"This is not something that comes from the bottom up or the top down," she said. "This is something where people met in the middle. Principals had to sit around the table with their teachers."

The approved plans include modifications to teacher evaluations, more varied work hours for teachers and changing up teacher-student ratios to allow a mix of small group instruction and larger lecture-style classes.

One school, Community Health Academy of the Heights in Manhattan, plans to make changes around school food and teaching students how to cook healthy options. In order to open up the kitchen, the school needed to get around "a bunch of small regulations," said Mark House, the school's principal.

"Kids should be allowed into the kitchen if there's a great kitchen in the school," he said, so that students can experience what is being taught in their health class. 

 "I think the way you improve education is to sit down and say what are the little barriers that we can remove, what are the little things we can do," House said. For example, some schools are changing start times for teenagers because they tend to sleep late. "If your 17 year-old is asleep at 8 o’clock in the morning, it seems a pretty small barrier to move the start of school back an hour." 

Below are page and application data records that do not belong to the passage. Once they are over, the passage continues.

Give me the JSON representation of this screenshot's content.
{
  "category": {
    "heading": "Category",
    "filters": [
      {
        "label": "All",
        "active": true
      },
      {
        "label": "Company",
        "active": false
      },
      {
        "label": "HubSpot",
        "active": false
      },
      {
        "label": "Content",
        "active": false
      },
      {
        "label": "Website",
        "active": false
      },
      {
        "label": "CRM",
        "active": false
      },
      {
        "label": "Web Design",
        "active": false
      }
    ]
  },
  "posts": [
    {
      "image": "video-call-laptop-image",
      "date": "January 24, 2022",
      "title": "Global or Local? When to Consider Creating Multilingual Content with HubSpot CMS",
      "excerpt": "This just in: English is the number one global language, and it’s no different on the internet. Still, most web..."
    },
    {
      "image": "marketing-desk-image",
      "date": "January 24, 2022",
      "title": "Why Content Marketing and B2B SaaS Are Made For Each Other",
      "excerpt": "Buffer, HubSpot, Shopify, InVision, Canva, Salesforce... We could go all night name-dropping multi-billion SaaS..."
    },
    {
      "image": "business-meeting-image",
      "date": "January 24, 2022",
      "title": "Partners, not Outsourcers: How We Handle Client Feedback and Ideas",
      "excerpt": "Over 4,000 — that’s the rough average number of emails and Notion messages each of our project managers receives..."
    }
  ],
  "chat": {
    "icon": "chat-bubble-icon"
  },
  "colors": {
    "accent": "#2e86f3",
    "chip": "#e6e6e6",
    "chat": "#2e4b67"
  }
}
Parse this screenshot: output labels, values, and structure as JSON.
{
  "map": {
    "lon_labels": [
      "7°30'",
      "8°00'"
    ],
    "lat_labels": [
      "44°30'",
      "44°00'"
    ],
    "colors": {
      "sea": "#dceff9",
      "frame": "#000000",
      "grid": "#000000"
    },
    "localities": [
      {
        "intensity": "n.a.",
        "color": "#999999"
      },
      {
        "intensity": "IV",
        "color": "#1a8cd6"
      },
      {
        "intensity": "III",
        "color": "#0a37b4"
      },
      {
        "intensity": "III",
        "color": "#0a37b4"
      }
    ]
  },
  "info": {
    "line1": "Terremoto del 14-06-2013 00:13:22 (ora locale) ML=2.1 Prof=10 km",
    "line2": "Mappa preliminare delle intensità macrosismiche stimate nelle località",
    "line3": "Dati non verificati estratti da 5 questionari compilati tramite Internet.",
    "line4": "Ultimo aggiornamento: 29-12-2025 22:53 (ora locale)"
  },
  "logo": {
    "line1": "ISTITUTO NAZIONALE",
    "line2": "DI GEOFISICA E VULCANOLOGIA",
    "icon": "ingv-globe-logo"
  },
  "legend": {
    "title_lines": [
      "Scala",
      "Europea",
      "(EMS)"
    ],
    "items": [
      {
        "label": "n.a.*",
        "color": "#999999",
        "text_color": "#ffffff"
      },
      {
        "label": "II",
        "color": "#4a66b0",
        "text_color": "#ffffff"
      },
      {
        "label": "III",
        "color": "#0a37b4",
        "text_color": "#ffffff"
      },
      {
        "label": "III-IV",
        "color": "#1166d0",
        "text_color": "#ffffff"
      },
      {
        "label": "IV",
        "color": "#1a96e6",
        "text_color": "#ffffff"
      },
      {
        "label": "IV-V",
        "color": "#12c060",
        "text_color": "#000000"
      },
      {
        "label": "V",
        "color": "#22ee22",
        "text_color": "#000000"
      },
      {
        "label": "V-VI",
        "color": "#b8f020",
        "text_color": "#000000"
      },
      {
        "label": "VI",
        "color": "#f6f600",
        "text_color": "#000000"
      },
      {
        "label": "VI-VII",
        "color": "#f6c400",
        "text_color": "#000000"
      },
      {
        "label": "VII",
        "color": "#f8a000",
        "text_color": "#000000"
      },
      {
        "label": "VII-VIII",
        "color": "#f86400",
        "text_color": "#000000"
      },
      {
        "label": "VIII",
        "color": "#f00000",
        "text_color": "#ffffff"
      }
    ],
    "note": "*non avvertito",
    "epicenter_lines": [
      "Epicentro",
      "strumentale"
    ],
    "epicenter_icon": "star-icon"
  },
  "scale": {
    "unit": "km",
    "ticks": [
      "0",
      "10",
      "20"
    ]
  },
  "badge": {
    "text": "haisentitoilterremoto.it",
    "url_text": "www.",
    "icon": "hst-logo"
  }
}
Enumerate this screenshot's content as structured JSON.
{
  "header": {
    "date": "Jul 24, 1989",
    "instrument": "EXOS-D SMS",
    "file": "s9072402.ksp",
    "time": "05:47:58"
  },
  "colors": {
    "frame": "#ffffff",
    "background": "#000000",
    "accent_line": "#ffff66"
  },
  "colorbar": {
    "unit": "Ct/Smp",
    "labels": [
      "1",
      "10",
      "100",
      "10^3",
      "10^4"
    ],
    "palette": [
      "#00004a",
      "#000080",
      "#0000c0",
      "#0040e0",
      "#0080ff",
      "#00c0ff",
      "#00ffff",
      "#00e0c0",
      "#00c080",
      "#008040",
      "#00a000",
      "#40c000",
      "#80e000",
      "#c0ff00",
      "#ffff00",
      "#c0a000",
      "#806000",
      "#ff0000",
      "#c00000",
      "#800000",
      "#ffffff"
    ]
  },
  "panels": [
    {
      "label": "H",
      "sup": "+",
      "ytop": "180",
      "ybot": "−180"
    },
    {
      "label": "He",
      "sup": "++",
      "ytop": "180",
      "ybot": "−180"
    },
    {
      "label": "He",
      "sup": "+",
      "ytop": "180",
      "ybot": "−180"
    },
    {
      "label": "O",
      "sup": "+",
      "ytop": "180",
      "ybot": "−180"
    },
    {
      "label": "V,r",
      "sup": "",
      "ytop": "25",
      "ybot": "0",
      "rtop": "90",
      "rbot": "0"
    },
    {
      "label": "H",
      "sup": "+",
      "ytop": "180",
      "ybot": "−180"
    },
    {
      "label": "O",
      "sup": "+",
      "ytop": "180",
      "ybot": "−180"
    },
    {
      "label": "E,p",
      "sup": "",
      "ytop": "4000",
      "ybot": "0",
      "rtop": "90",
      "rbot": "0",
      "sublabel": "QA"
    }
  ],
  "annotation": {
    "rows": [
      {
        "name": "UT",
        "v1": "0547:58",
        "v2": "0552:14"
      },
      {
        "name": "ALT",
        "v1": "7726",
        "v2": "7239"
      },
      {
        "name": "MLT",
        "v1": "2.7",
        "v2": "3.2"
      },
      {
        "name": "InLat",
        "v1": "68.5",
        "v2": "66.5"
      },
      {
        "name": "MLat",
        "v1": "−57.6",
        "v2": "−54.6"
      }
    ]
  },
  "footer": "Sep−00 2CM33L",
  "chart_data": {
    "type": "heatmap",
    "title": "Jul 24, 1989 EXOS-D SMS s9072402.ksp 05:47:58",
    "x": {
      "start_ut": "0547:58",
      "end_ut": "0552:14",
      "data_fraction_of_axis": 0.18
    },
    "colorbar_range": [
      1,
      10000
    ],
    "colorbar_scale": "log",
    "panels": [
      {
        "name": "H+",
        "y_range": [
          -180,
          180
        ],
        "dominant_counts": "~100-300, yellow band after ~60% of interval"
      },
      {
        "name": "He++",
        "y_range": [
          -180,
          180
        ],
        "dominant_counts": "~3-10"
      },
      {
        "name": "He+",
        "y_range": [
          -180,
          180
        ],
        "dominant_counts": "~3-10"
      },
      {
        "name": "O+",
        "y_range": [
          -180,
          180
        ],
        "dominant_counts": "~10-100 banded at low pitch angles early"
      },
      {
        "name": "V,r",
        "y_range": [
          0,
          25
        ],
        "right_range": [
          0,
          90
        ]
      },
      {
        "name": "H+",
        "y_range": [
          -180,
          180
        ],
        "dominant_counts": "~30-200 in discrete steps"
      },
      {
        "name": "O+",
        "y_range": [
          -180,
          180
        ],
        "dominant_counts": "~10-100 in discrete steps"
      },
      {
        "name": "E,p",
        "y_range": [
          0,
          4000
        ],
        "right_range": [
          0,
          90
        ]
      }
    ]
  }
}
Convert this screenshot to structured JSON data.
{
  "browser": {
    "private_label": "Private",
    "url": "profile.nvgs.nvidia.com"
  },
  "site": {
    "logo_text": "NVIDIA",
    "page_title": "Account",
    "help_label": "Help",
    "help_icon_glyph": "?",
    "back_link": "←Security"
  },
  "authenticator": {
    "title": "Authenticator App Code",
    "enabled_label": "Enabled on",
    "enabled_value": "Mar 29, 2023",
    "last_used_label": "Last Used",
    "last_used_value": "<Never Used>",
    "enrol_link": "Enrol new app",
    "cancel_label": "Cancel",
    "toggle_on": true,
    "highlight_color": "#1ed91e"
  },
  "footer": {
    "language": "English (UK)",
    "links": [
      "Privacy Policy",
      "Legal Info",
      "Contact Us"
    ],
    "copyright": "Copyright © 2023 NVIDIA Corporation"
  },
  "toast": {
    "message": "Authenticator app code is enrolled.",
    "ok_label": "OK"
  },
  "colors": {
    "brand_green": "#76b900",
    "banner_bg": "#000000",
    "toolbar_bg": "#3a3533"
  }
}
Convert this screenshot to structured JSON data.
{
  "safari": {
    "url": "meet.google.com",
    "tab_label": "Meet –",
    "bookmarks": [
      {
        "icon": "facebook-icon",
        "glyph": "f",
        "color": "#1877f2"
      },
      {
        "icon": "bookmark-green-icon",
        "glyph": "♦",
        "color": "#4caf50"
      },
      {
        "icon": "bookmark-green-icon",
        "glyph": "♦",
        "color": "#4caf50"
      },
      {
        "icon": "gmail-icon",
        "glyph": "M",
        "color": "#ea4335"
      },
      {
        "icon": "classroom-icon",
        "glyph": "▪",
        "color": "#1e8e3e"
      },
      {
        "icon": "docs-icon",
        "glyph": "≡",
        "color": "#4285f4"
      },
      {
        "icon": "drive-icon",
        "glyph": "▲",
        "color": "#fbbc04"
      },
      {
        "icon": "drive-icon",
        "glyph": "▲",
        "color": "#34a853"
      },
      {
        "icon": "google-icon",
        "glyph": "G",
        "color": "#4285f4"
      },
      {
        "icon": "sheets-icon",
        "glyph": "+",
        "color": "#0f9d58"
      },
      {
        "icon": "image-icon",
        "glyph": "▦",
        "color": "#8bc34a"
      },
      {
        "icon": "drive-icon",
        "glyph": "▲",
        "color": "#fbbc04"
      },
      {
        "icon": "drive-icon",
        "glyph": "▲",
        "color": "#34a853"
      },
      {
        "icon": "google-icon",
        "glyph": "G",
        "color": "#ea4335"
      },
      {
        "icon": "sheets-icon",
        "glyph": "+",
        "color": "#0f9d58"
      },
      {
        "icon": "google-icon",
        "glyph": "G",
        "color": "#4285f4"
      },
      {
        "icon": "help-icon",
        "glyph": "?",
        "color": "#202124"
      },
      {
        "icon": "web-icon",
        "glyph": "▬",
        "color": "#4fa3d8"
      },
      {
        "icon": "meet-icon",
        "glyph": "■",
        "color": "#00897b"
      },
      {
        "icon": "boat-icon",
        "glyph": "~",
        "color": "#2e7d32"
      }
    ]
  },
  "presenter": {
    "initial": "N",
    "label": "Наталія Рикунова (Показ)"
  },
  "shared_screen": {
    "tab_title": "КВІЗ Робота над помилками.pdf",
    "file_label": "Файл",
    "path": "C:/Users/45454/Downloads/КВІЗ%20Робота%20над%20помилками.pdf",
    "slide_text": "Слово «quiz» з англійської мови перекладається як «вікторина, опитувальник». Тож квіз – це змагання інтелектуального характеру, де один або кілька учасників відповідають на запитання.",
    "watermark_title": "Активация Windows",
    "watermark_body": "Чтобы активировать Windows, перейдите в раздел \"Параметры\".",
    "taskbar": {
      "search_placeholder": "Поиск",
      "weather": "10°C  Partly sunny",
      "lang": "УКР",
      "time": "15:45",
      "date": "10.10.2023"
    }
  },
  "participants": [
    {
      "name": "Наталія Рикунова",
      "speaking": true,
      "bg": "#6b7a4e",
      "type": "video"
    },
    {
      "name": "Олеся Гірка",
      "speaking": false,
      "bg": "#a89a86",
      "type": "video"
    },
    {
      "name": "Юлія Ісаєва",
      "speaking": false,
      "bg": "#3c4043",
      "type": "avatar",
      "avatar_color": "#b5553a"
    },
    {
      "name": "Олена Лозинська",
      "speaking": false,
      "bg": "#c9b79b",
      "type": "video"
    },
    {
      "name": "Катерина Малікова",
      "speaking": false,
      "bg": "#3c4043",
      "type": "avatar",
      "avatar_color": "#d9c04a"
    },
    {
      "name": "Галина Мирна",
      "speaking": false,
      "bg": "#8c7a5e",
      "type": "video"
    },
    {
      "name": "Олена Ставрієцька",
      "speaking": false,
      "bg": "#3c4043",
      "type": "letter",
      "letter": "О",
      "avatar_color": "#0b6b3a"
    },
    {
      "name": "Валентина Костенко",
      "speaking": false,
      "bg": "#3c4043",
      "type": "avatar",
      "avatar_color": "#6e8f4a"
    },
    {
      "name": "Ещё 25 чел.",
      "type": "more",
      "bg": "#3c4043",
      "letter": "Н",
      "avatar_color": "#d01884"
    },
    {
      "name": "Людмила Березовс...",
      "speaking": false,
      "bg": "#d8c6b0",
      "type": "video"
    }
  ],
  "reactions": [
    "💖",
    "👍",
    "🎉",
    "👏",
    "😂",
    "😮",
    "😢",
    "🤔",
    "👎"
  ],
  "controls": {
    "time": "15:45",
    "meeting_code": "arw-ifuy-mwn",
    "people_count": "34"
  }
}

The schools submitted proposals to a joint panel comprised of representatives from the Department of Education and the United Federation of Teachers. The proposals will last for five years, and schools will be expected to meet performance targets. The Department of Education will oversee the program.

Gwynne Hogan contributed reporting.